Website and app data records ::

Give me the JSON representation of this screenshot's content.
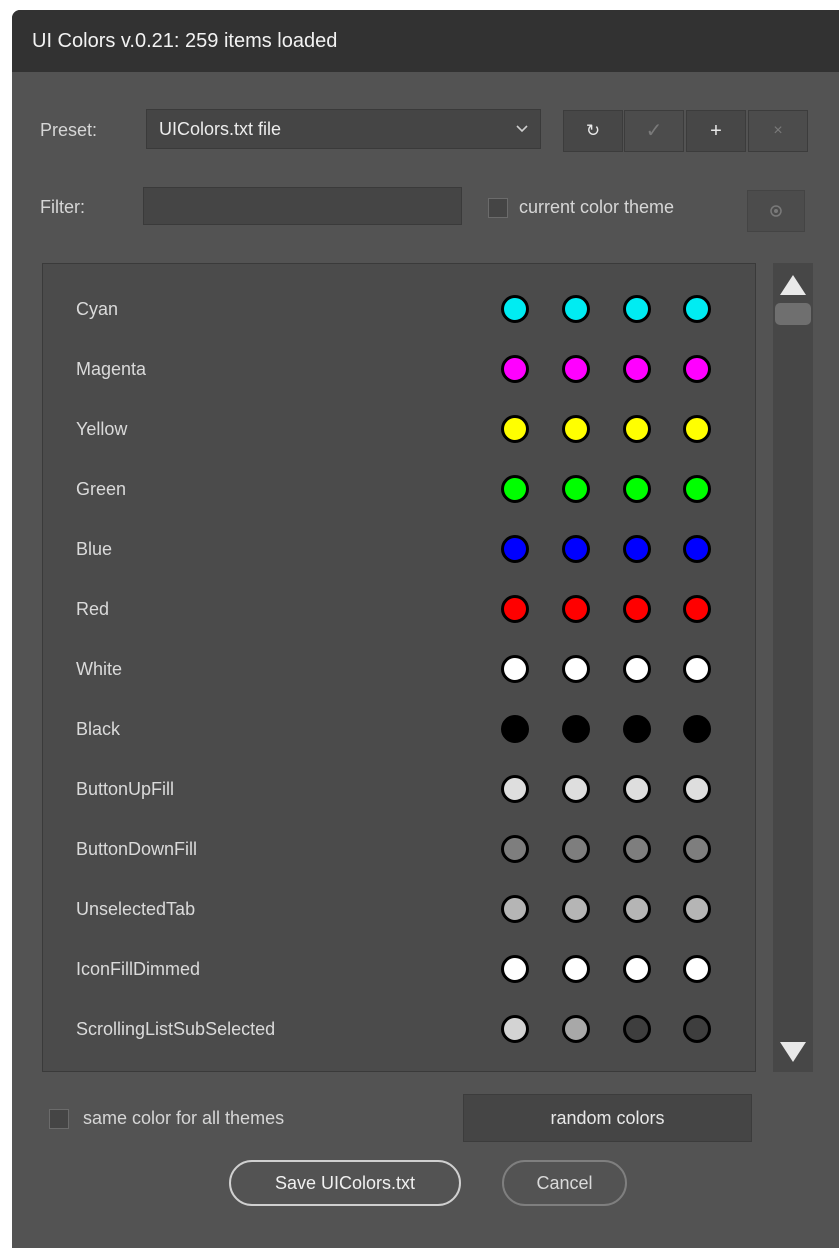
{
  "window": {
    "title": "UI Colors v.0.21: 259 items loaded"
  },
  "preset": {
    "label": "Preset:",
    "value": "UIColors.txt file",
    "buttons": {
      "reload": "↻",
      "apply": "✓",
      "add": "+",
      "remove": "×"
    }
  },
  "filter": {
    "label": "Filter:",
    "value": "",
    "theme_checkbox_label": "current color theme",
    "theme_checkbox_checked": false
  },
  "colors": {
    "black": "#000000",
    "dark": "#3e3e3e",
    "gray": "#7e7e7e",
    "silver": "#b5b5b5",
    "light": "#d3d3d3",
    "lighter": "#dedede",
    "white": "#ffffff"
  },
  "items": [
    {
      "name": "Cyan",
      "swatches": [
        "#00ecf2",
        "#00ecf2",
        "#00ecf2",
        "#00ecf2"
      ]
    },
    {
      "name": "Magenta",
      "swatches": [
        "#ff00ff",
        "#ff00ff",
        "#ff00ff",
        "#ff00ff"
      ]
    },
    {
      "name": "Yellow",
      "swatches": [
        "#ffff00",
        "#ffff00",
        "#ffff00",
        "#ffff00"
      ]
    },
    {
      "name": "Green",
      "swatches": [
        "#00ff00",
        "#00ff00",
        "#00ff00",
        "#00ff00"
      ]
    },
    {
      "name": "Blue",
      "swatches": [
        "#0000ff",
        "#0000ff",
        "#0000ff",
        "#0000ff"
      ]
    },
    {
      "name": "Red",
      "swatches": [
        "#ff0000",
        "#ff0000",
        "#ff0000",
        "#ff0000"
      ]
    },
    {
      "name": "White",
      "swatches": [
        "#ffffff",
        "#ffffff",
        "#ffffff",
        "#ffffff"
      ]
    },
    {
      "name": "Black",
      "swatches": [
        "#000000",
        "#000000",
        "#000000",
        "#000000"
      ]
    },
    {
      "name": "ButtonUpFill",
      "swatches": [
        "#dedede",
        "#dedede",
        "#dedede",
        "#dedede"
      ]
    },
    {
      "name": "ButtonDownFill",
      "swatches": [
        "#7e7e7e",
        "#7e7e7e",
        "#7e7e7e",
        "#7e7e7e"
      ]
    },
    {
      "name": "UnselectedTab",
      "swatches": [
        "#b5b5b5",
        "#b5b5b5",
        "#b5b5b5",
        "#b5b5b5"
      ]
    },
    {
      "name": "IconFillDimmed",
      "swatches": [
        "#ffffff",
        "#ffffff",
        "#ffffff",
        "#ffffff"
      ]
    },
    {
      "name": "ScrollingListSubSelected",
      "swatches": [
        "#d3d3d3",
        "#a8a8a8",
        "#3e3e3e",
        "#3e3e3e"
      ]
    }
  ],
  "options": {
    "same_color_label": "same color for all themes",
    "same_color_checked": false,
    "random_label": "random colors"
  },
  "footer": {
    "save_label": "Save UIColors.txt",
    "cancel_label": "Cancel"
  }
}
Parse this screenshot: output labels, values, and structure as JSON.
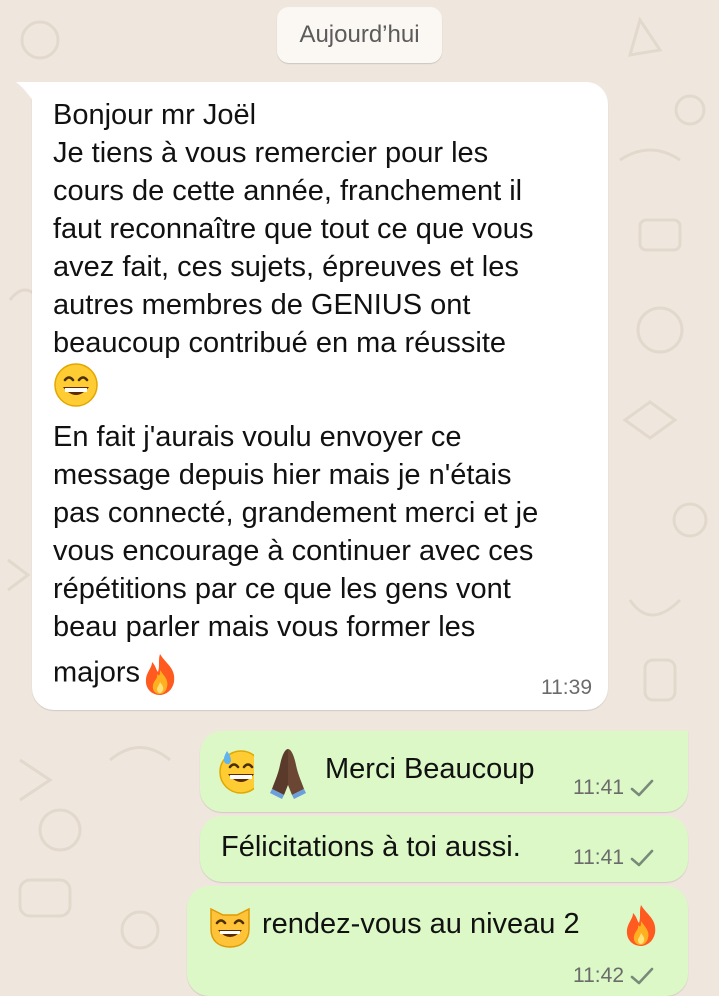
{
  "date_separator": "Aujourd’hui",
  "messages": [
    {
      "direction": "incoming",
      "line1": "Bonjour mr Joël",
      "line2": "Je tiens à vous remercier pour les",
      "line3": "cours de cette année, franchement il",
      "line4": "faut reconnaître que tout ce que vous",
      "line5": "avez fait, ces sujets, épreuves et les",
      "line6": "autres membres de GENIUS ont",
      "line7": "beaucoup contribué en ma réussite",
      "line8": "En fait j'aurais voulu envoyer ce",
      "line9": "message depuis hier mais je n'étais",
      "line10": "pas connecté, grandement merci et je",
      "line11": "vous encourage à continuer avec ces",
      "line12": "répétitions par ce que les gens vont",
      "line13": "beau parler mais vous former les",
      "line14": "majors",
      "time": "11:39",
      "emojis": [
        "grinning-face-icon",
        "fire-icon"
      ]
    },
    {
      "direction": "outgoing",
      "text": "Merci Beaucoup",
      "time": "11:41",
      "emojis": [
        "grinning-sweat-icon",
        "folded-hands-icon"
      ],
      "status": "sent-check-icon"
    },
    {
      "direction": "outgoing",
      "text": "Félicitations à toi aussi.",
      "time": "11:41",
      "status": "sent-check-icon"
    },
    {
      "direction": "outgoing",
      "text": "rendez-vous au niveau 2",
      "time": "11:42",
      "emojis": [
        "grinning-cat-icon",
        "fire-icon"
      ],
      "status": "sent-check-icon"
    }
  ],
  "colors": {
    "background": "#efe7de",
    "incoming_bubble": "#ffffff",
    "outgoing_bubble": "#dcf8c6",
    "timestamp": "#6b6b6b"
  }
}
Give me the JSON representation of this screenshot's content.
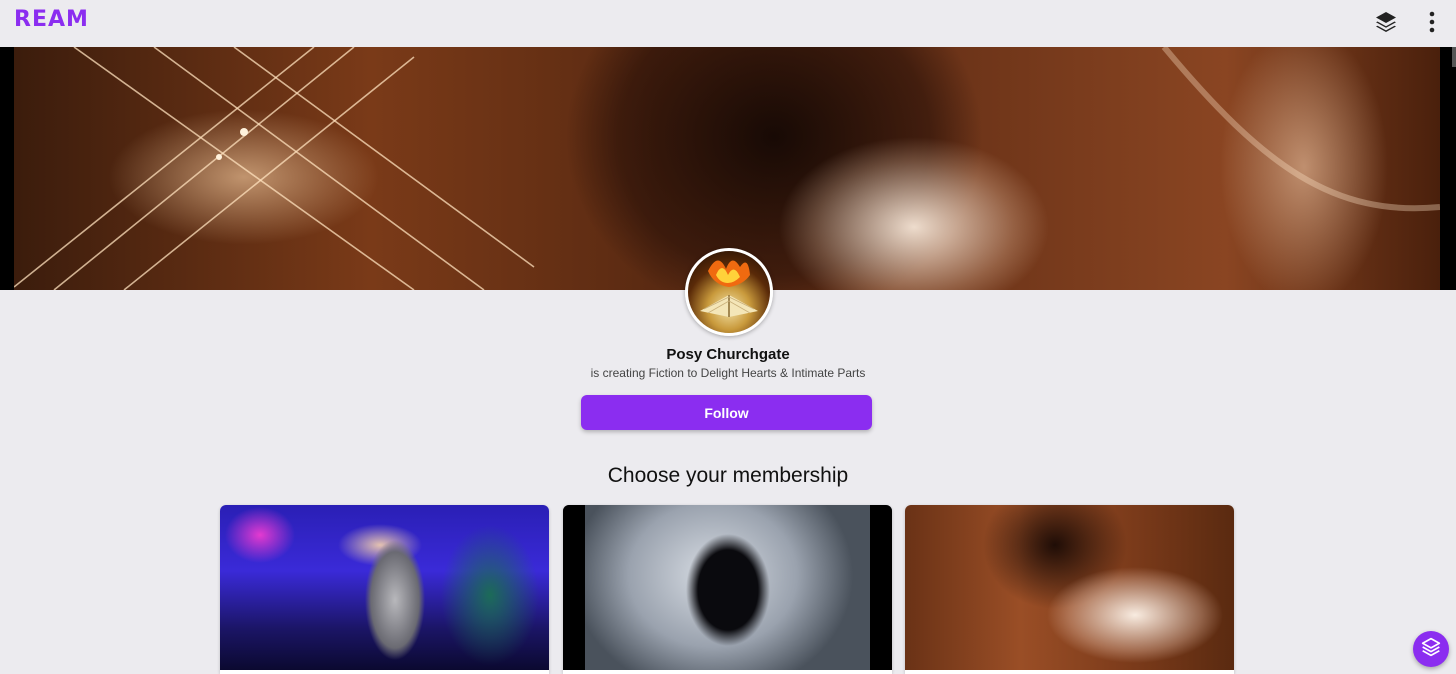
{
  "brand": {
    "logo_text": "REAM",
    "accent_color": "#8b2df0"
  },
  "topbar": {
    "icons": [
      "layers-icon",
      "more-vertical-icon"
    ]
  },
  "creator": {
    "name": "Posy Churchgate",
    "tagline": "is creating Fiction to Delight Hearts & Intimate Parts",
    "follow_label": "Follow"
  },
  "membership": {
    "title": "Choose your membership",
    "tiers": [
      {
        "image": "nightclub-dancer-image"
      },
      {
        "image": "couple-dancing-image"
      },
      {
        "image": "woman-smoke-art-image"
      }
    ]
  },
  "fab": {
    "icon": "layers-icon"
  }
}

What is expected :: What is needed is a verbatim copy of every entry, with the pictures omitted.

Task solution ::
Give me the JSON representation of this screenshot's content.
{
  "window": {
    "title": "UI Colors v.0.21: 259 items loaded"
  },
  "preset": {
    "label": "Preset:",
    "value": "UIColors.txt file",
    "buttons": {
      "reload": "↻",
      "apply": "✓",
      "add": "+",
      "remove": "×"
    }
  },
  "filter": {
    "label": "Filter:",
    "value": "",
    "theme_checkbox_label": "current color theme",
    "theme_checkbox_checked": false
  },
  "colors": {
    "black": "#000000",
    "dark": "#3e3e3e",
    "gray": "#7e7e7e",
    "silver": "#b5b5b5",
    "light": "#d3d3d3",
    "lighter": "#dedede",
    "white": "#ffffff"
  },
  "items": [
    {
      "name": "Cyan",
      "swatches": [
        "#00ecf2",
        "#00ecf2",
        "#00ecf2",
        "#00ecf2"
      ]
    },
    {
      "name": "Magenta",
      "swatches": [
        "#ff00ff",
        "#ff00ff",
        "#ff00ff",
        "#ff00ff"
      ]
    },
    {
      "name": "Yellow",
      "swatches": [
        "#ffff00",
        "#ffff00",
        "#ffff00",
        "#ffff00"
      ]
    },
    {
      "name": "Green",
      "swatches": [
        "#00ff00",
        "#00ff00",
        "#00ff00",
        "#00ff00"
      ]
    },
    {
      "name": "Blue",
      "swatches": [
        "#0000ff",
        "#0000ff",
        "#0000ff",
        "#0000ff"
      ]
    },
    {
      "name": "Red",
      "swatches": [
        "#ff0000",
        "#ff0000",
        "#ff0000",
        "#ff0000"
      ]
    },
    {
      "name": "White",
      "swatches": [
        "#ffffff",
        "#ffffff",
        "#ffffff",
        "#ffffff"
      ]
    },
    {
      "name": "Black",
      "swatches": [
        "#000000",
        "#000000",
        "#000000",
        "#000000"
      ]
    },
    {
      "name": "ButtonUpFill",
      "swatches": [
        "#dedede",
        "#dedede",
        "#dedede",
        "#dedede"
      ]
    },
    {
      "name": "ButtonDownFill",
      "swatches": [
        "#7e7e7e",
        "#7e7e7e",
        "#7e7e7e",
        "#7e7e7e"
      ]
    },
    {
      "name": "UnselectedTab",
      "swatches": [
        "#b5b5b5",
        "#b5b5b5",
        "#b5b5b5",
        "#b5b5b5"
      ]
    },
    {
      "name": "IconFillDimmed",
      "swatches": [
        "#ffffff",
        "#ffffff",
        "#ffffff",
        "#ffffff"
      ]
    },
    {
      "name": "ScrollingListSubSelected",
      "swatches": [
        "#d3d3d3",
        "#a8a8a8",
        "#3e3e3e",
        "#3e3e3e"
      ]
    }
  ],
  "options": {
    "same_color_label": "same color for all themes",
    "same_color_checked": false,
    "random_label": "random colors"
  },
  "footer": {
    "save_label": "Save UIColors.txt",
    "cancel_label": "Cancel"
  }
}
Parse this screenshot: output labels, values, and structure as JSON.
{
  "date_separator": "Aujourd’hui",
  "messages": [
    {
      "direction": "incoming",
      "line1": "Bonjour mr Joël",
      "line2": "Je tiens à vous remercier pour les",
      "line3": "cours de cette année, franchement il",
      "line4": "faut reconnaître que tout ce que vous",
      "line5": "avez fait, ces sujets, épreuves et les",
      "line6": "autres membres de GENIUS ont",
      "line7": "beaucoup contribué en ma réussite",
      "line8": "En fait j'aurais voulu envoyer ce",
      "line9": "message depuis hier mais je n'étais",
      "line10": "pas connecté, grandement merci et je",
      "line11": "vous encourage à continuer avec ces",
      "line12": "répétitions par ce que les gens vont",
      "line13": "beau parler mais vous former les",
      "line14": "majors",
      "time": "11:39",
      "emojis": [
        "grinning-face-icon",
        "fire-icon"
      ]
    },
    {
      "direction": "outgoing",
      "text": "Merci Beaucoup",
      "time": "11:41",
      "emojis": [
        "grinning-sweat-icon",
        "folded-hands-icon"
      ],
      "status": "sent-check-icon"
    },
    {
      "direction": "outgoing",
      "text": "Félicitations à toi aussi.",
      "time": "11:41",
      "status": "sent-check-icon"
    },
    {
      "direction": "outgoing",
      "text": "rendez-vous au niveau 2",
      "time": "11:42",
      "emojis": [
        "grinning-cat-icon",
        "fire-icon"
      ],
      "status": "sent-check-icon"
    }
  ],
  "colors": {
    "background": "#efe7de",
    "incoming_bubble": "#ffffff",
    "outgoing_bubble": "#dcf8c6",
    "timestamp": "#6b6b6b"
  }
}
Give me the JSON representation of this screenshot's content.
{
  "brand": {
    "logo_text": "REAM",
    "accent_color": "#8b2df0"
  },
  "topbar": {
    "icons": [
      "layers-icon",
      "more-vertical-icon"
    ]
  },
  "creator": {
    "name": "Posy Churchgate",
    "tagline": "is creating Fiction to Delight Hearts & Intimate Parts",
    "follow_label": "Follow"
  },
  "membership": {
    "title": "Choose your membership",
    "tiers": [
      {
        "image": "nightclub-dancer-image"
      },
      {
        "image": "couple-dancing-image"
      },
      {
        "image": "woman-smoke-art-image"
      }
    ]
  },
  "fab": {
    "icon": "layers-icon"
  }
}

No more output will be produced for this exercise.